ABOUT THIS EXERCISE -> In full and unchanged, set down the entries that follow, with no images.

DATA EXCERPTS ->
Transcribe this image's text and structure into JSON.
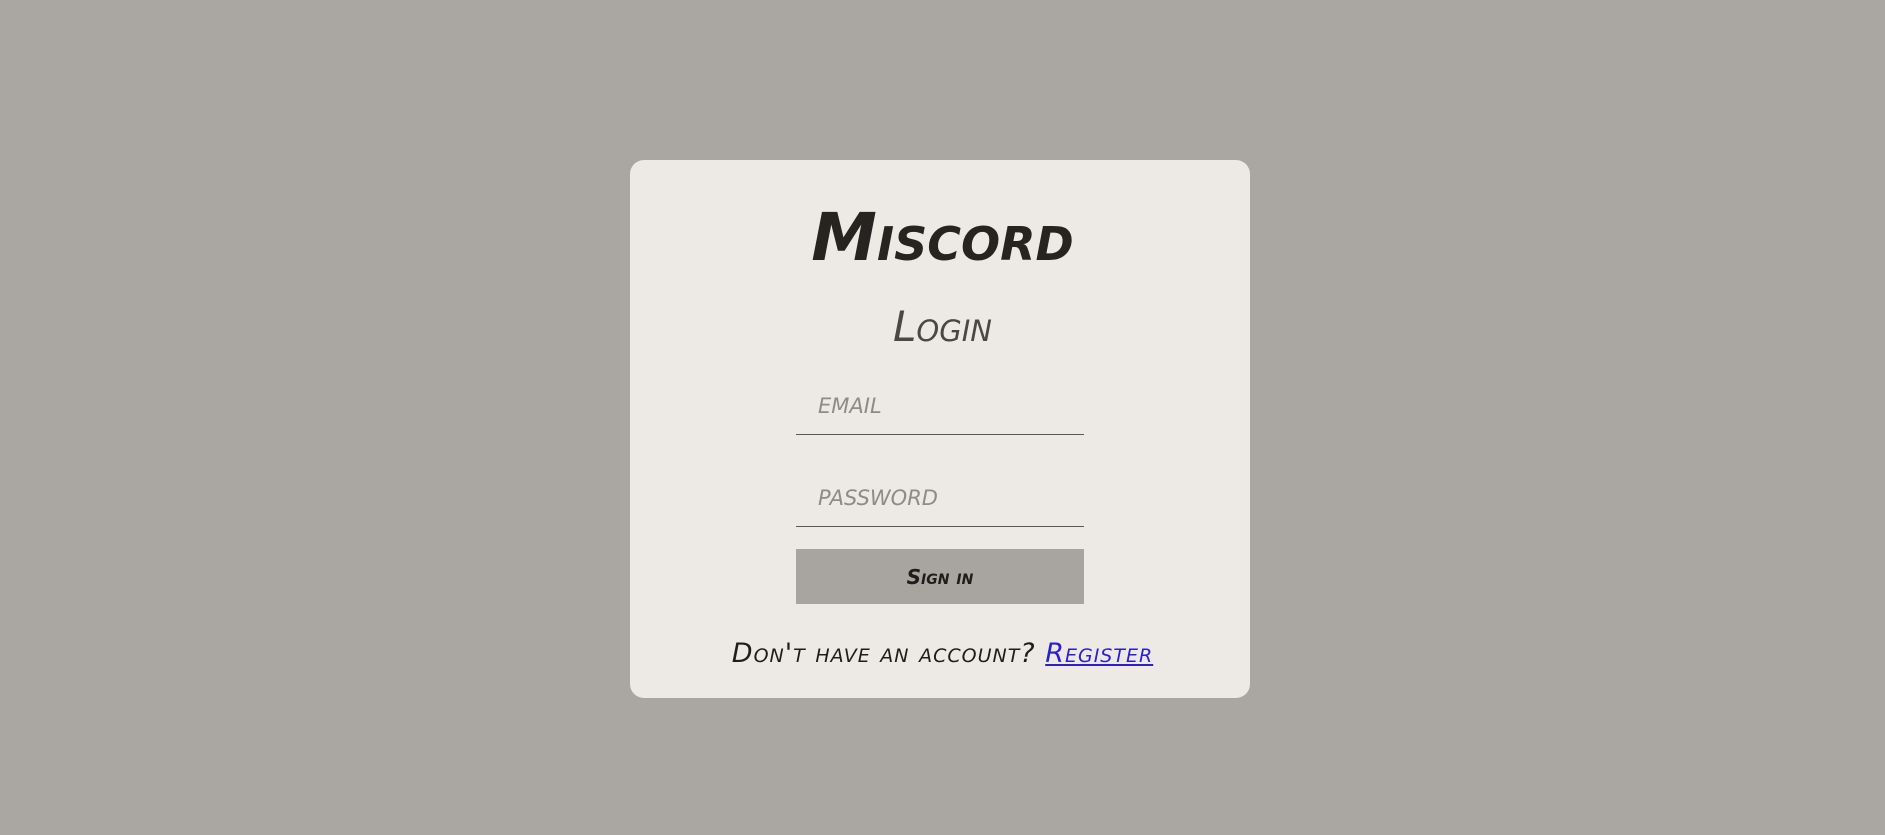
{
  "app": {
    "brand": "Miscord"
  },
  "login_form": {
    "heading": "Login",
    "email_placeholder": "EMAIL",
    "email_value": "",
    "password_placeholder": "PASSWORD",
    "password_value": "",
    "submit_label": "Sign in"
  },
  "footer": {
    "prompt": "Don't have an account?",
    "register_label": "Register"
  },
  "colors": {
    "background": "#aaa6a1",
    "card": "#ede9e5",
    "button": "#a8a49f",
    "link": "#2b1fd1",
    "text": "#262320"
  }
}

TASK RESULT ->
Transcribe this image's text and structure into JSON.
{
  "app": {
    "brand": "Miscord"
  },
  "login_form": {
    "heading": "Login",
    "email_placeholder": "EMAIL",
    "email_value": "",
    "password_placeholder": "PASSWORD",
    "password_value": "",
    "submit_label": "Sign in"
  },
  "footer": {
    "prompt": "Don't have an account?",
    "register_label": "Register"
  },
  "colors": {
    "background": "#aaa6a1",
    "card": "#ede9e5",
    "button": "#a8a49f",
    "link": "#2b1fd1",
    "text": "#262320"
  }
}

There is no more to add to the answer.